access_time3 min.
secrets of the ooze

Not to be too alarmist, but algae is coming for all of us. Sure, a little algae may seem harmless, but it’s increasingly showing up around the world in the form of enormous algal blooms that are toxifying the bodies of water we depend on for drinking, fishing, surfing, and gazing upon while thoughtfully pondering. Florida’s Lake Okeechobee, for example, developed a 250-square-mile bloom this past May that devastated waterways along the Atlantic coast. Last summer, 600 miles of the Ohio River were coated in algae, and Lake Erie recently became so choked with algae that Toledo, Ohio’s drinking water was threatened. Africa, Asia, and Europe are all fighting against algae’s relentless encroachment. What’s the cause, you ask? Runoff, mostly, both rural and urban. Nitrogen and phosphorous from agricultural irrigation, as…

access_time18 min.
year of the shark

In Steven Hall’s novel The Raw Shark Texts, the book’s central character is stalked by a “Ludovician,” a giant conceptual shark that swims through his psyche, attacking unexpectedly, devouring great chunks of his memory, leaving him to piece his past life back together while he waits for the beast to strike again. Ever since his fateful encounter with a great white at Jeffreys Bay last year, Mick Fanning has had sharks—both metaphorical and very real—stalking his quiet moments, circling him in his sleep, and following him into the ocean. The malevolent dream fish began taking huge chunks out of his life—his marriage, his brother, a world title—a lifetime’s worth of outrageous misfortune and tragedy all crammed into a single year. It was a year that felt like black satire for Fanning…

access_time11 min.
second hand stoke

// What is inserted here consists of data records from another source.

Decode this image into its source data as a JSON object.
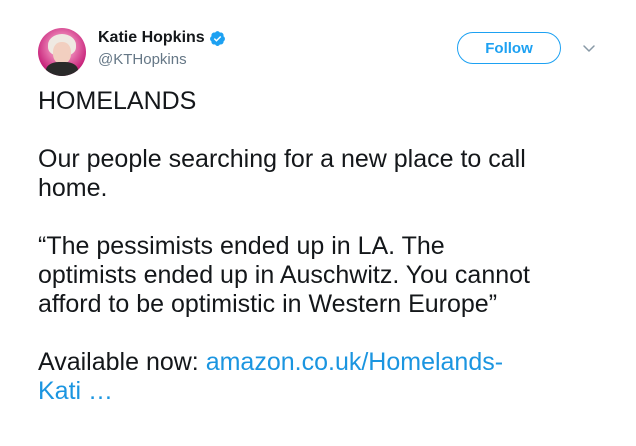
{
  "author": {
    "display_name": "Katie Hopkins",
    "handle": "@KTHopkins",
    "verified": true
  },
  "follow_button_label": "Follow",
  "tweet": {
    "paragraph_1": "HOMELANDS",
    "paragraph_2": "Our people searching for a new place to call\nhome.",
    "paragraph_3": "“The pessimists ended up in LA. The\noptimists ended up in Auschwitz. You cannot\nafford to be optimistic in Western Europe”",
    "available_prefix": "Available now:  ",
    "link_text": "amazon.co.uk/Homelands-\nKati …"
  },
  "colors": {
    "accent": "#1da1f2",
    "link": "#1b95e0",
    "text": "#14171a",
    "secondary_text": "#657786",
    "avatar_background": "#c8237b"
  },
  "icons": {
    "verified": "verified-badge-icon",
    "caret": "chevron-down-icon"
  }
}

Ivah Wilmot’s sun-bleached dreadlocks dangle over a pile of surfboards as the 19-year-old bends down to pick up a groveler with a green, gold, and red stomp pad. It’s a wide-nosed Sharp Eye—probably no bigger than a 5'6", by the look of it under his taut, chiseled arm. The deck is covered with craters and the rails have a few patched dings, but by Jamaican standards, the board is mint. “An American surfer named Tyrone gave this to me when he was visiting,” Ivah tells me, holding the board out in front of him for us both to examine. He’s shirtless with an oversized shark-tooth pendant hanging from his neck. “He noticed I didn’t have a fresh board, and he was like, ‘Oh, mon, you rip. Take this.’” Looking for relief from…

access_time13 min.
life in the excellent range

If the world were a tennis ball, Taj Burrow would be a big ol’ Labrador, standing there slobbering, waiting excitedly for someone to throw it. To say he’s enjoyed his 18 years on the World Tour might be understating it a little. The son of hippie folk who fled California for a godforsaken corner of Australia, Burrow jumped straight back on a plane—business class, of course—and made the world his oyster: surfing, partying, after-partying, chasing “the big city lights.” He joined the Tour ranks when he was 19 years old and quickly became the millennium’s most bankable surf-video star and the Tour’s resident bon vivant. Now, at 38, with boundless enthusiasm for surfing still twinkling in his beady blue eyes, Burrow is returning home to the Yallingup countryside to settle…